Although the goal of the Jamboree was to bring together Scouts from different backgrounds to learn from each other and form new friendships, there were fights between Scouts from some of the countries. Prior to boarding our planes to Europe, American Scouts went through a number of days of orientation at Fort Slocum, a doomed U.S. Army base that was to close only two years later. Part of the orientation was to teach us about how we should act around Scouts from different cultures and also in the countries we were travelling through. It was a relief for me that acting appropriately didn’t exclude smoking or drinking.
After the first night, when a number of campsites were raided and various items stolen, our leaders decided that we should serve guard duty in two‑hour shifts from eleven in the evening until seven the next morning. Every fourth day, I did a two‑hour stint.
Guard duty consisted of sitting at one of the campsite tables, talking with the other guard, smoking cigarettes, and drinking Nescafé. Occasionally, one of us would walk the perimeter of our campsite to see if any of the tents had been disturbed. Before August 2nd, 1963, I didn’t drink coffee. After that date, I did.
My mother drank Instant Sanka. After I returned home, that became the coffee I drank every morning before school. Before I had graduated high school, she switched to Taster’s Choice, the freeze‑dried version of Nescafé. So freeze‑dried coffee became my morning drink of choice when I was home.
Back then, freeze‑drying was still a bit of a novelty. For me, it didn’t really feel mainstream until Trader Joes started offering freeze‑dried strawberries a few years ago. Then I saw a video
of Wylie Dufrense making his version shrimp grits. One of his ingredients was freeze‑dried corn. I had to find some. I had to buy some. Thanks to Amazon
, I did. When it arrived two days later, I opened the bag, tasted a few kernels, closed the bag, and set it in my pantry. I had no idea as to what I would do with it. That was eight months ago.

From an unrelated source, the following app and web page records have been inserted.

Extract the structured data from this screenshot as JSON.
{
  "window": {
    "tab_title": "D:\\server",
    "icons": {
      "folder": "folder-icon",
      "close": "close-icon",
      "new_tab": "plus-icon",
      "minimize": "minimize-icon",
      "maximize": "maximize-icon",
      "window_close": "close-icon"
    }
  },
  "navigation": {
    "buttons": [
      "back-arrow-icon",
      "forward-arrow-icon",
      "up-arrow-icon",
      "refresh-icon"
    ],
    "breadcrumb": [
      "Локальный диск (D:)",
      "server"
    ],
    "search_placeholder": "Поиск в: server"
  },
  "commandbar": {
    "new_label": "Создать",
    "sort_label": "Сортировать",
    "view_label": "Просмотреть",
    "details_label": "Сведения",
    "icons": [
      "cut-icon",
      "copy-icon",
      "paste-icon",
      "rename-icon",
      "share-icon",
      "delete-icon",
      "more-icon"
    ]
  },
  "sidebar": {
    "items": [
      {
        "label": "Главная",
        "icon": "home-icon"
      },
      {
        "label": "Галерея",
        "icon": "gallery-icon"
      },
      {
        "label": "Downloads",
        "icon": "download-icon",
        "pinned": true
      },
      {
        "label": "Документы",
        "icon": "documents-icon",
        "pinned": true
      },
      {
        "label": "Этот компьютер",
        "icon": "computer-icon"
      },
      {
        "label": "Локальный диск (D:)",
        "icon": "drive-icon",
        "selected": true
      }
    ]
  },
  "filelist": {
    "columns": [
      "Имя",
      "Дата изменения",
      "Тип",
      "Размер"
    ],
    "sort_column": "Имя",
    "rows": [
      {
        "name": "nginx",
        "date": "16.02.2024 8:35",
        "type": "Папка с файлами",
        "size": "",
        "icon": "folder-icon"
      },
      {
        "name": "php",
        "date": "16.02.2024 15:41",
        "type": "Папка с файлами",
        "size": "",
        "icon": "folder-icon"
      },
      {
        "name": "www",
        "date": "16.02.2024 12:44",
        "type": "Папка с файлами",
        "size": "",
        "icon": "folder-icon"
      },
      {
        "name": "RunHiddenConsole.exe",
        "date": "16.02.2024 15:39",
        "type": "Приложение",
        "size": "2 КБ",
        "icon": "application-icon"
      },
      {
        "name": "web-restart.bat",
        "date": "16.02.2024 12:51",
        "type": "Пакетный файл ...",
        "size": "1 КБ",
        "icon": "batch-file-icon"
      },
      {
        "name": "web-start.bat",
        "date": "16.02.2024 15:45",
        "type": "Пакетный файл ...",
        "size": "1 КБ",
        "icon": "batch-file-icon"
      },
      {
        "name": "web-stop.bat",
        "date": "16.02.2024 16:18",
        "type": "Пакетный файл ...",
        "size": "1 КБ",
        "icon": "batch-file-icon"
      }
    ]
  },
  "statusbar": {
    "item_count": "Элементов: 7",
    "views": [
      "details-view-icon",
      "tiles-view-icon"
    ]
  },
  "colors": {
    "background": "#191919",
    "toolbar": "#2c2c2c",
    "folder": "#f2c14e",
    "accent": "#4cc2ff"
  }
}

Four months later, I was in Brooklyn. My wife suggested that I go over to the Jacques Torres Chocolate
shop in DUMBO and buy some chocolates to bring back to our neighbor in California. In the store, next to the cash register, was a plate with a few pieces of chocolate bark for sampling. It was so good that I ditched my original purchase intentions and switched to the chocolate bark. My neighbor really, really liked it. I decided to make some for myself.
Chocolate bark seemed like it would be so simple that I didn’t bother to consult any online sources. Plus, I was interested in making a savory version. Everyone makes a sweet version. Not me.
For the unsweetened chocolate, I used bulk wafers from Guittard. The bar version
of the same chocolate would also work. For the Aleppo pepper
, I use a brand that comes as soft flakes. It’s not a fine, ground powder. I like the Aleppo pepper because the hotness comes as almost an after thought. With this bark, you first taste the bitterness of the chocolate and the sweetness of the corn before the heat of the pepper kicks in.
50 g (13⁄4 oz)
20 g (3⁄4 oz)
1. Tape the edges of a quarter‑size silicone pan liner to a smooth countertop or the backside of a rimmed baking sheet.
2. Melt the chocolate in a bowl over simmering water. When fully melted, remove the bowl from the heat, and stir in the corn and pepper. Continue stirring until the corn and pepper are well coated.
3. Pour the chocolate mixture onto the pan liner. Using an offset spatula, spread the mixture into a thick rectangle. Allow chocolate to cool in place.
4. When the chocolate is cold and hard, use a pizza cutter and a metal straight edge to cut the bark into even pieces. Refrigerate the pieces of bark in a sealed container until needed.
Yield: 16 pieces.